╭─ DATA

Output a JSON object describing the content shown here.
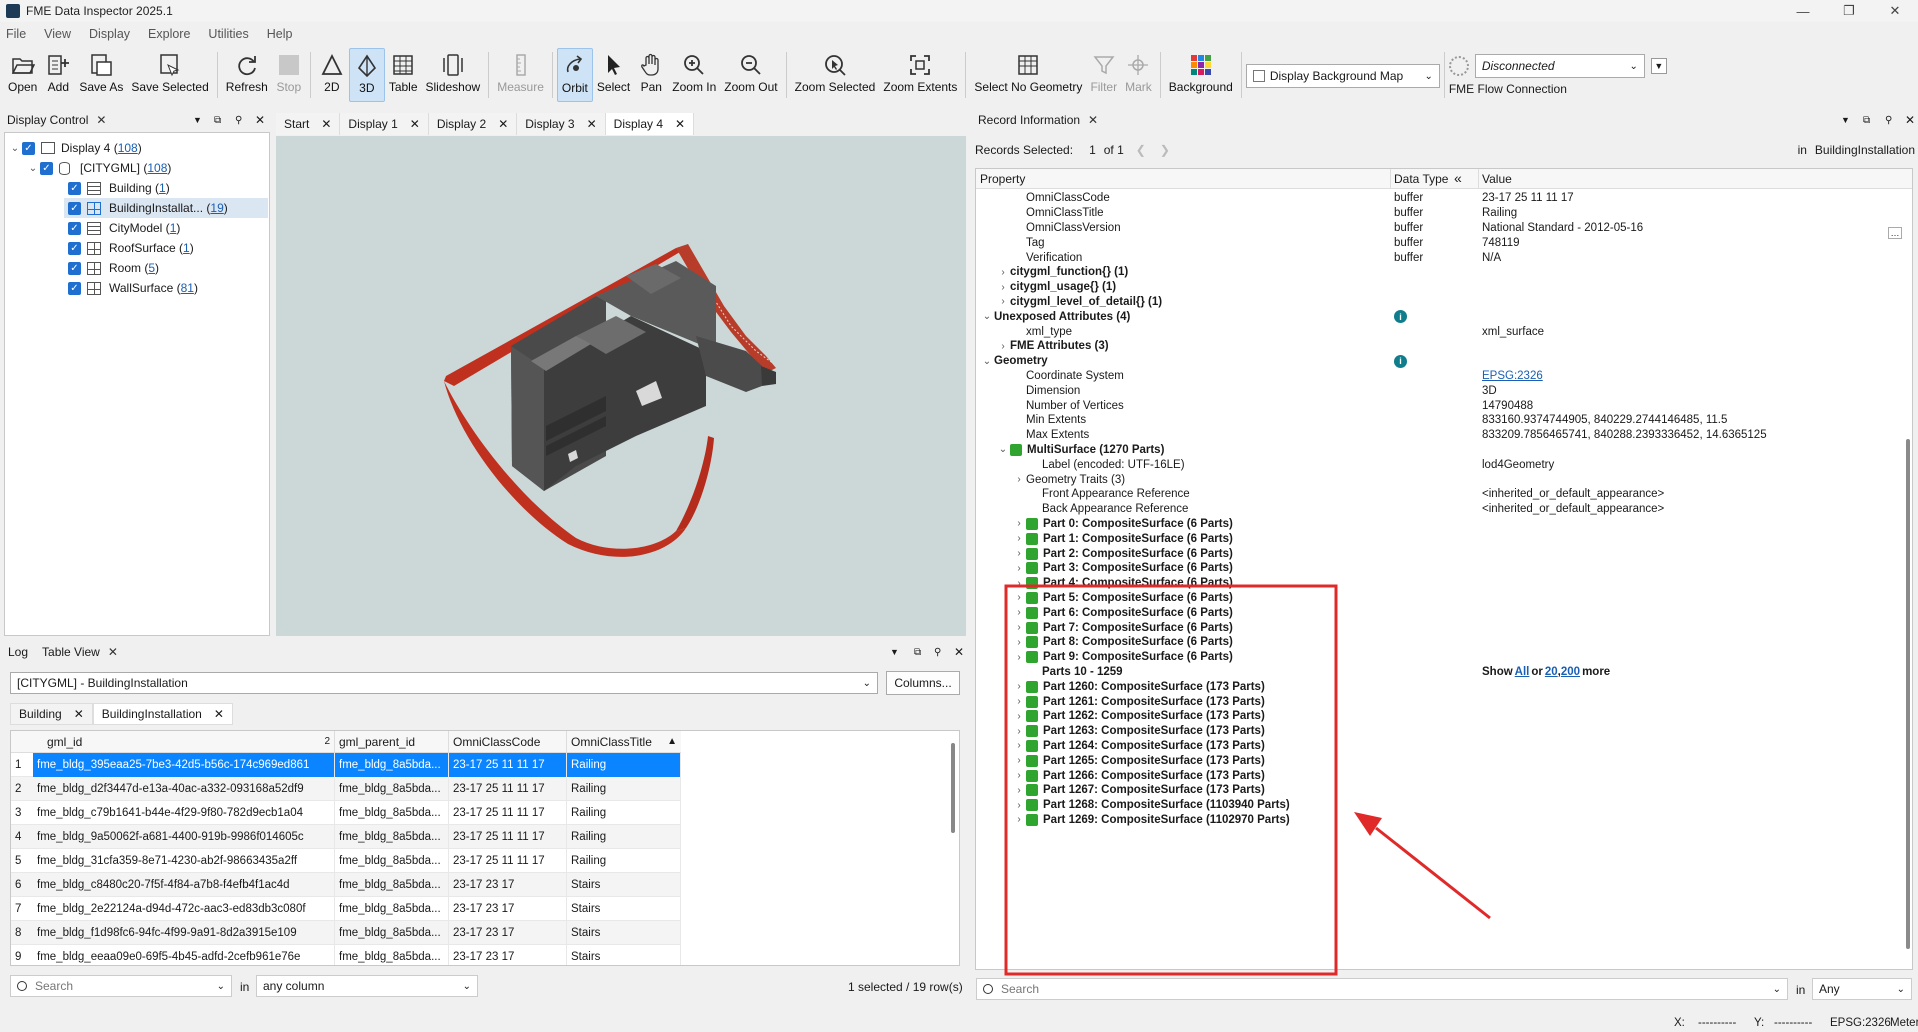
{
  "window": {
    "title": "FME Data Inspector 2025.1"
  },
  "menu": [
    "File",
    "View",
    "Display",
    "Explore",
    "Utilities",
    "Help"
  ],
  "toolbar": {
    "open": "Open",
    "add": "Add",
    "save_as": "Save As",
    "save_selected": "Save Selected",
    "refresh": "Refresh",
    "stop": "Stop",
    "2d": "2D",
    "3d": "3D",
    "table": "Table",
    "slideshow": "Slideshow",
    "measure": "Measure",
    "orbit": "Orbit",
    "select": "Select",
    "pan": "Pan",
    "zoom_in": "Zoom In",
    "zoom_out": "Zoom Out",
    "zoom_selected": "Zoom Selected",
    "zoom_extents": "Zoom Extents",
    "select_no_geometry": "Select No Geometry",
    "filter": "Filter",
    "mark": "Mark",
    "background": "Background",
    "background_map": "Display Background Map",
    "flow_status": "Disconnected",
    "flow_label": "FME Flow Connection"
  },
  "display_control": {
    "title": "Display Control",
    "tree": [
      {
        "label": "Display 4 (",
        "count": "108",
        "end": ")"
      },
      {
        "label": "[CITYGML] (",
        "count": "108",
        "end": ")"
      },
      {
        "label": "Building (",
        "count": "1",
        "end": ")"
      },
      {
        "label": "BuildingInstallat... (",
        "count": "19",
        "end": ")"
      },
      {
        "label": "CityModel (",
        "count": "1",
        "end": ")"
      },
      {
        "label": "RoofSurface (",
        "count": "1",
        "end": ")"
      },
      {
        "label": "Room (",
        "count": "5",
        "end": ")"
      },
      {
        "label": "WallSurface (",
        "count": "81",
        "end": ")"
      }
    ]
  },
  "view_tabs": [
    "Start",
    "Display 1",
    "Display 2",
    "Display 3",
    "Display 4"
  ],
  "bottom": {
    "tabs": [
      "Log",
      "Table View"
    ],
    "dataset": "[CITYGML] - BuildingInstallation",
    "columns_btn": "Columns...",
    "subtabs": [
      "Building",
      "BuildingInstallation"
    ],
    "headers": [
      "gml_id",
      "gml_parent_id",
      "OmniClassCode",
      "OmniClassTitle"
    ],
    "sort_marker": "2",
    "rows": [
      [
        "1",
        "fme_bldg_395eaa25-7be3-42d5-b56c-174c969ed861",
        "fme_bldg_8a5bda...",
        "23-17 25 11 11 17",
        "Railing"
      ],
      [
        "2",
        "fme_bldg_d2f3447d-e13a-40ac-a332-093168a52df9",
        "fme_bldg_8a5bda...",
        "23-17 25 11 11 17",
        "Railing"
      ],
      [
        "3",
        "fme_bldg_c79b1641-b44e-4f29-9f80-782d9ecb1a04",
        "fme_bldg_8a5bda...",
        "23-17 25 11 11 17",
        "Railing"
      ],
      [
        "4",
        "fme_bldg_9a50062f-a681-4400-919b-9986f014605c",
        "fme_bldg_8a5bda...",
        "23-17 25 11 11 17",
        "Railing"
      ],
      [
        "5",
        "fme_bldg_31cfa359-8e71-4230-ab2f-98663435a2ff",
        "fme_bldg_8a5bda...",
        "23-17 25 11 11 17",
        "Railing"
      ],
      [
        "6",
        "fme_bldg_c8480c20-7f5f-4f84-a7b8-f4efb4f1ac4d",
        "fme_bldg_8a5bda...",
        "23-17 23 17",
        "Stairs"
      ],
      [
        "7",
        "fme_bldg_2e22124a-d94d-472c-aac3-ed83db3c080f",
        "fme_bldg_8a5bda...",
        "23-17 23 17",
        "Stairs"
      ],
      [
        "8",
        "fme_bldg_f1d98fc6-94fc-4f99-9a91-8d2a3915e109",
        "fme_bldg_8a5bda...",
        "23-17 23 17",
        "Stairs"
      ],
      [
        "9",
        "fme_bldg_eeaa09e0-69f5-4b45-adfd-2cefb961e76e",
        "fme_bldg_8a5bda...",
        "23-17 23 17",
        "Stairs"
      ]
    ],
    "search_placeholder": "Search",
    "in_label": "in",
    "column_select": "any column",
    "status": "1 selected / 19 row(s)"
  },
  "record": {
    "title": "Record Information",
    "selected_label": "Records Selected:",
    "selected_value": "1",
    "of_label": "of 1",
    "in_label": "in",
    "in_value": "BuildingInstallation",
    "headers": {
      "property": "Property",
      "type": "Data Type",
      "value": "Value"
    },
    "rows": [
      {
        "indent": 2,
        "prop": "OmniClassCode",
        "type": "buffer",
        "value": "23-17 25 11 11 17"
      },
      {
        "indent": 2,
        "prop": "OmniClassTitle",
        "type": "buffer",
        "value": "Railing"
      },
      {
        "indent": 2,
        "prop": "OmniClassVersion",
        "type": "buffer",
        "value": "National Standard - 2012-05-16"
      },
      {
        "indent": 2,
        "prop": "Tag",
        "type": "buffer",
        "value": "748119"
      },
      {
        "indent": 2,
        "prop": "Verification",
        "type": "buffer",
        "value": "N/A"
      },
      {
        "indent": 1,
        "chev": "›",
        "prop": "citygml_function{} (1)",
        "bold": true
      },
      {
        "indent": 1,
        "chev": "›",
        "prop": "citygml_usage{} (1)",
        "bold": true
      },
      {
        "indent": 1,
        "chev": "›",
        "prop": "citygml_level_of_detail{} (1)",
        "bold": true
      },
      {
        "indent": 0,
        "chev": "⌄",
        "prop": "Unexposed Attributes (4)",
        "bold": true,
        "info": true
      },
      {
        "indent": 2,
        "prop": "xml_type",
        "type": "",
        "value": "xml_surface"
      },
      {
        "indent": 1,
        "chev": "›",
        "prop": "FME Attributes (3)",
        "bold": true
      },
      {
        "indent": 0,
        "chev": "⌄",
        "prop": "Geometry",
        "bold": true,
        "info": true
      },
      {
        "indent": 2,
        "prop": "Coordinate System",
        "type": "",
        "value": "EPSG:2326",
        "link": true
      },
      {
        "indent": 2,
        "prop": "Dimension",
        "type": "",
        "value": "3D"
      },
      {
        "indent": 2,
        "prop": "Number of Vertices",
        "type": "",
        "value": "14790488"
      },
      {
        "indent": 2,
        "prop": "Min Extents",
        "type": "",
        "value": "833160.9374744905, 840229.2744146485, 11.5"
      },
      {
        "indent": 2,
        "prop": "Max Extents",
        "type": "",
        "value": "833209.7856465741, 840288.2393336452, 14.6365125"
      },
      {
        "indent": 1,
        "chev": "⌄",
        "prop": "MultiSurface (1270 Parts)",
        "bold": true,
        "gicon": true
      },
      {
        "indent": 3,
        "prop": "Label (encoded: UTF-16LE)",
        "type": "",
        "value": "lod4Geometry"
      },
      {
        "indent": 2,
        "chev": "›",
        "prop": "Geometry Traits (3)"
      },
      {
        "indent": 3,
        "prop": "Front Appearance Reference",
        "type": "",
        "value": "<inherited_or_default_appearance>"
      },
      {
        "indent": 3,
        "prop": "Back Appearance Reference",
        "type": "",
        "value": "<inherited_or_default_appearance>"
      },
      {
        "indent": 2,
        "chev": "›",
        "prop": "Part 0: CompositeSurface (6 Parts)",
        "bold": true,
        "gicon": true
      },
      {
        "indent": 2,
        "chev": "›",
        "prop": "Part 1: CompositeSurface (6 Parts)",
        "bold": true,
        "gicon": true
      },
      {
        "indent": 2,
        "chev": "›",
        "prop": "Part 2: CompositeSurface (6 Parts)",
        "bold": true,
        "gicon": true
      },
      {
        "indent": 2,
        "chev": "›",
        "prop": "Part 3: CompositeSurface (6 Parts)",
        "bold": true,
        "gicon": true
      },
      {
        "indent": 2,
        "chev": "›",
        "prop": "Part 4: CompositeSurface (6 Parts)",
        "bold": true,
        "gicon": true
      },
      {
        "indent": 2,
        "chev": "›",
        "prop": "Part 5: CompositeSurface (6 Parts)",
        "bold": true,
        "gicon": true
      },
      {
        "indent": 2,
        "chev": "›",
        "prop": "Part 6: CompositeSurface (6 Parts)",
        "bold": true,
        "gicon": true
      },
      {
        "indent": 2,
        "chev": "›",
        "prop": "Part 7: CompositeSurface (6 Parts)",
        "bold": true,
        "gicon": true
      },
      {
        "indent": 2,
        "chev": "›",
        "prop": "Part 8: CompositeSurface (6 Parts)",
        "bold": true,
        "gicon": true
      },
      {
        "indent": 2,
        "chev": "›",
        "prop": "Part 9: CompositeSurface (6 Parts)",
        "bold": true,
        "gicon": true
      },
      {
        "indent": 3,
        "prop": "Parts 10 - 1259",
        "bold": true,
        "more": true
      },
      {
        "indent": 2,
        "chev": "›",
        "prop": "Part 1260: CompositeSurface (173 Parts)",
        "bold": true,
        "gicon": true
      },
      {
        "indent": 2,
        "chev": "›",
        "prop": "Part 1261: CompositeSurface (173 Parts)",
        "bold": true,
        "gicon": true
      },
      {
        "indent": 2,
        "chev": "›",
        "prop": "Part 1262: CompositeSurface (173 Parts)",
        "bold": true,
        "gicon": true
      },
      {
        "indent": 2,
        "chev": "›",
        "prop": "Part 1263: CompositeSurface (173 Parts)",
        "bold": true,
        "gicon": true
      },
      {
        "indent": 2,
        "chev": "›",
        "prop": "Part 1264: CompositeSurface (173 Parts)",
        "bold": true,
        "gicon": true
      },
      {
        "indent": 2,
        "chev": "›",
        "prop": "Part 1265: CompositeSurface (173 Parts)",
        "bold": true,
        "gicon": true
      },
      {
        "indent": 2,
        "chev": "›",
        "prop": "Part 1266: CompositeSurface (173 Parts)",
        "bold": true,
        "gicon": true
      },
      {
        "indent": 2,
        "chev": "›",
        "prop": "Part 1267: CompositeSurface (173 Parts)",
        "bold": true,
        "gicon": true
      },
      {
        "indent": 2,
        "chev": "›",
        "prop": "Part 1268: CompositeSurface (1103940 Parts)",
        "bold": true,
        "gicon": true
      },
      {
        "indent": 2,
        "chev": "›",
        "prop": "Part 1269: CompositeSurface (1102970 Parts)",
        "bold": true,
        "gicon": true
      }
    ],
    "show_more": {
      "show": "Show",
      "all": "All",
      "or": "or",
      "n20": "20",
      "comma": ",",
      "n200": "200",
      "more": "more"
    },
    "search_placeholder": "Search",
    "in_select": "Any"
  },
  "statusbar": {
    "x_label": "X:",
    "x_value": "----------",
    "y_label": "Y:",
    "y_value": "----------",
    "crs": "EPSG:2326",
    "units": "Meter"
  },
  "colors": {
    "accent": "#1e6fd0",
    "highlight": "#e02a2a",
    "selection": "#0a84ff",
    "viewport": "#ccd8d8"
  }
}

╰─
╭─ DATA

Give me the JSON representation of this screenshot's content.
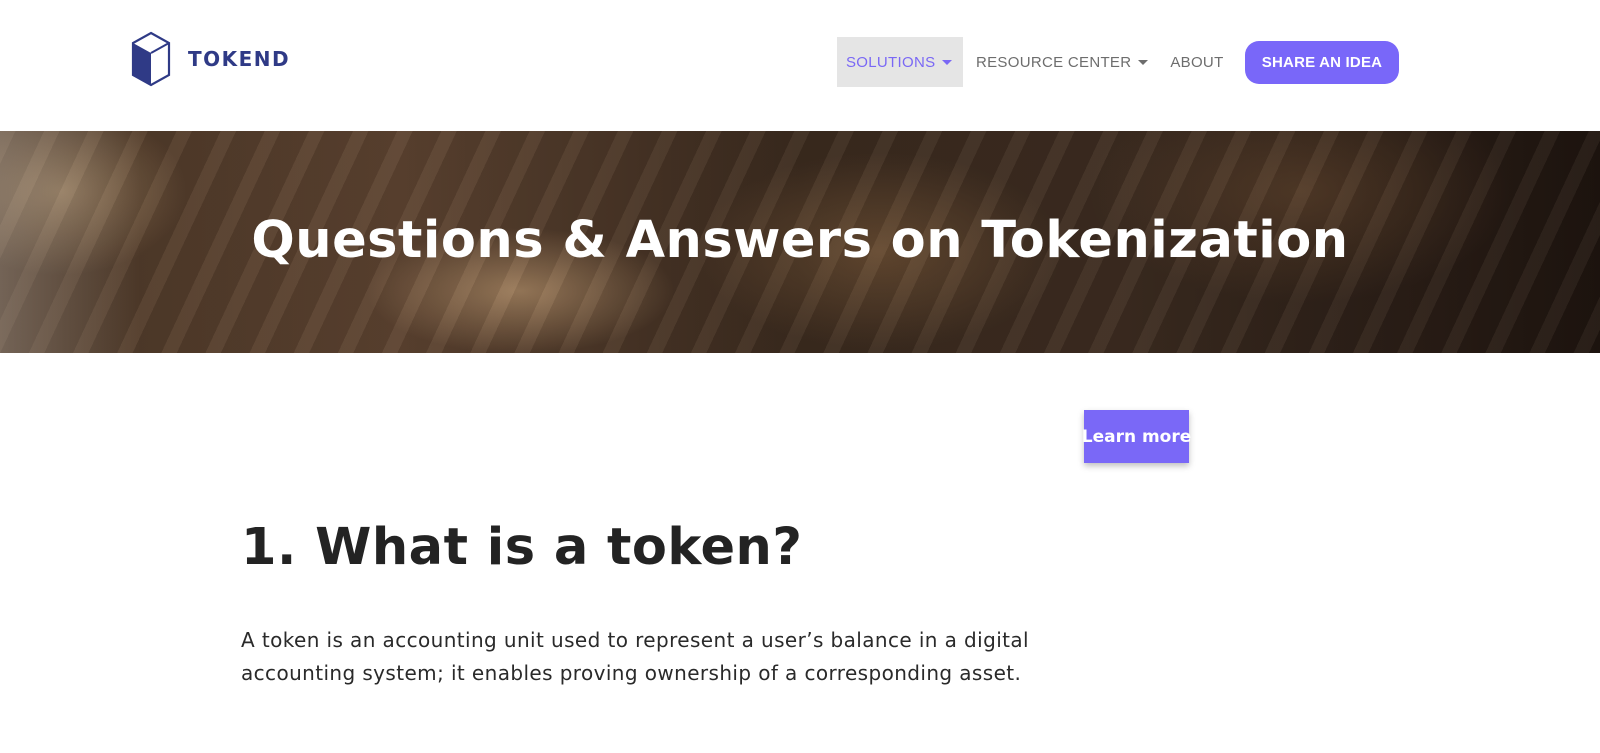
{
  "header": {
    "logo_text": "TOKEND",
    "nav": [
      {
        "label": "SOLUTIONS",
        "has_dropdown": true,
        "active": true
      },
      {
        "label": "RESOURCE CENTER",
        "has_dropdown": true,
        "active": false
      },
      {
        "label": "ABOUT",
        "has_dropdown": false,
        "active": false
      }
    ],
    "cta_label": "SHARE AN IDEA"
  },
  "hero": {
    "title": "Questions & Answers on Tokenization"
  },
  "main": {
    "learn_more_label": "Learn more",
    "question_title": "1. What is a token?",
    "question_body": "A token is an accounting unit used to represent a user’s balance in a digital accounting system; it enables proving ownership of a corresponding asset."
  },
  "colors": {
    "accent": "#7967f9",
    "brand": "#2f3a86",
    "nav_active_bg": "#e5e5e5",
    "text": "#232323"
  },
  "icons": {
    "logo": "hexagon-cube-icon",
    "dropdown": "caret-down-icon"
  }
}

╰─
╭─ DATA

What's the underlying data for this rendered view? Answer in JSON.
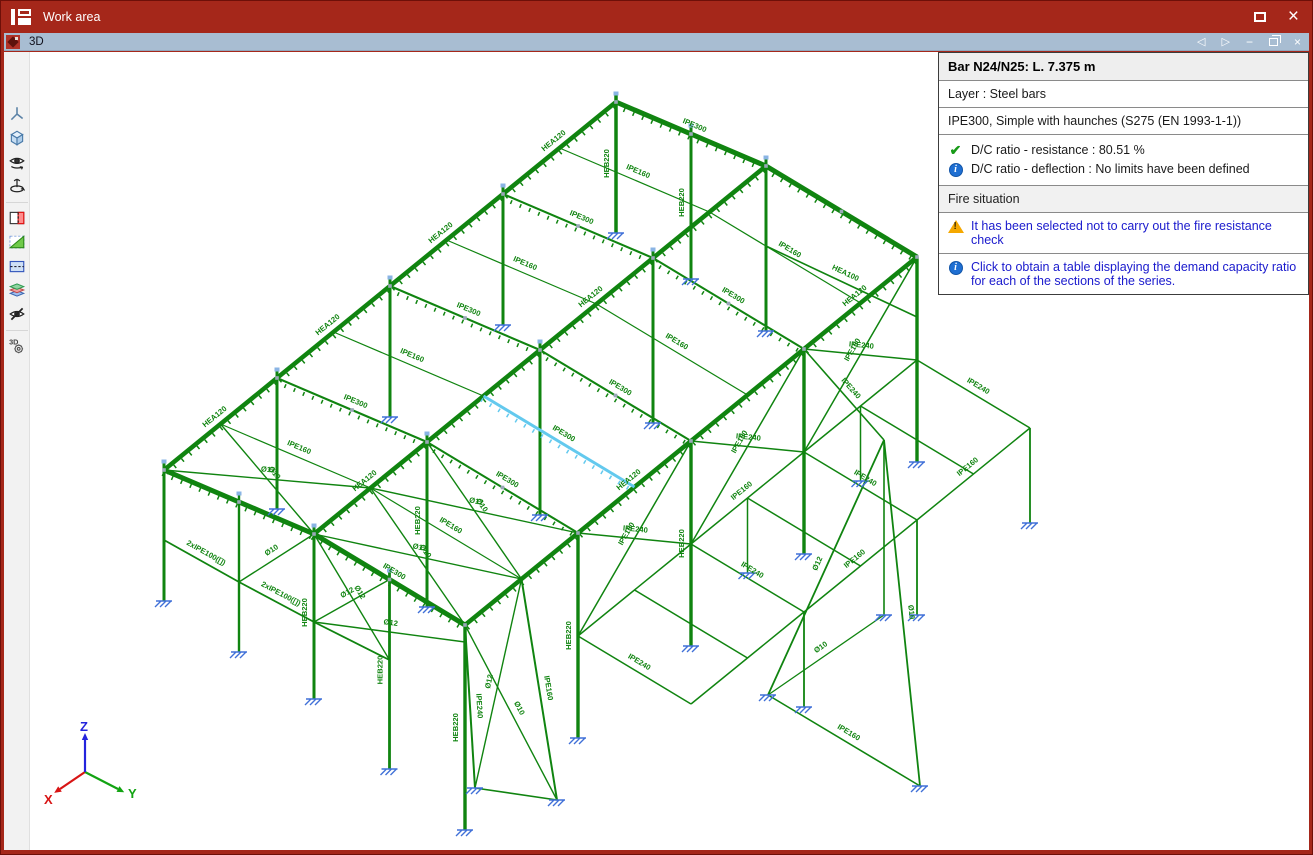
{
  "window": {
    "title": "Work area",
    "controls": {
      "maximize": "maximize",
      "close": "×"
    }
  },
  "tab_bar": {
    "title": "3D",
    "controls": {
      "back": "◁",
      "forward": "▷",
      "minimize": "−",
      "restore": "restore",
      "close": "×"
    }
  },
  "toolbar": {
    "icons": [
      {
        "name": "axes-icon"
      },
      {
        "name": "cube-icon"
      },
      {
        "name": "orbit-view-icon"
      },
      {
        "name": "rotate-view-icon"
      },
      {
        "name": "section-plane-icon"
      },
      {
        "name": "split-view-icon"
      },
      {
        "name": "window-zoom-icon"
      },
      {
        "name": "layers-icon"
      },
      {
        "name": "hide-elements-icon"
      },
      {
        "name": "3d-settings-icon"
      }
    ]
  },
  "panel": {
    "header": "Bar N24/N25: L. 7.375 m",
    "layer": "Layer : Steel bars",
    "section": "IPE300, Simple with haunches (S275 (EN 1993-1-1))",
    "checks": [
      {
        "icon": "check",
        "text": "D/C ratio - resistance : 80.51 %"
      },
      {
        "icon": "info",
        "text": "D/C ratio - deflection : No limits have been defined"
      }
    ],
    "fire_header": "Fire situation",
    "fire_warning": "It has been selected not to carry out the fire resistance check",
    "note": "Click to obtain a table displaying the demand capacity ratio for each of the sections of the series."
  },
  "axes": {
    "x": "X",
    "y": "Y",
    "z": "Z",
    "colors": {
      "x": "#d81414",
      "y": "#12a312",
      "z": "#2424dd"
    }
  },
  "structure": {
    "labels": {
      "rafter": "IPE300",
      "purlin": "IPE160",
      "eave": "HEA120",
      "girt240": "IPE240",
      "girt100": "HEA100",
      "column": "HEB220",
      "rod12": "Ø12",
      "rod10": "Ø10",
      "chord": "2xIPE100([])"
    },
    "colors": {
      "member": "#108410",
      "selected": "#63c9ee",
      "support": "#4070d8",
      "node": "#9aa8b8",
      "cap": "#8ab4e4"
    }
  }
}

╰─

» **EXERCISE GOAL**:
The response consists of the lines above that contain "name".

» **YOUR RESPONSE**:
        "name": "axes-icon"
        "name": "cube-icon"
        "name": "orbit-view-icon"
        "name": "rotate-view-icon"
        "name": "section-plane-icon"
        "name": "split-view-icon"
        "name": "window-zoom-icon"
        "name": "layers-icon"
        "name": "hide-elements-icon"
        "name": "3d-settings-icon"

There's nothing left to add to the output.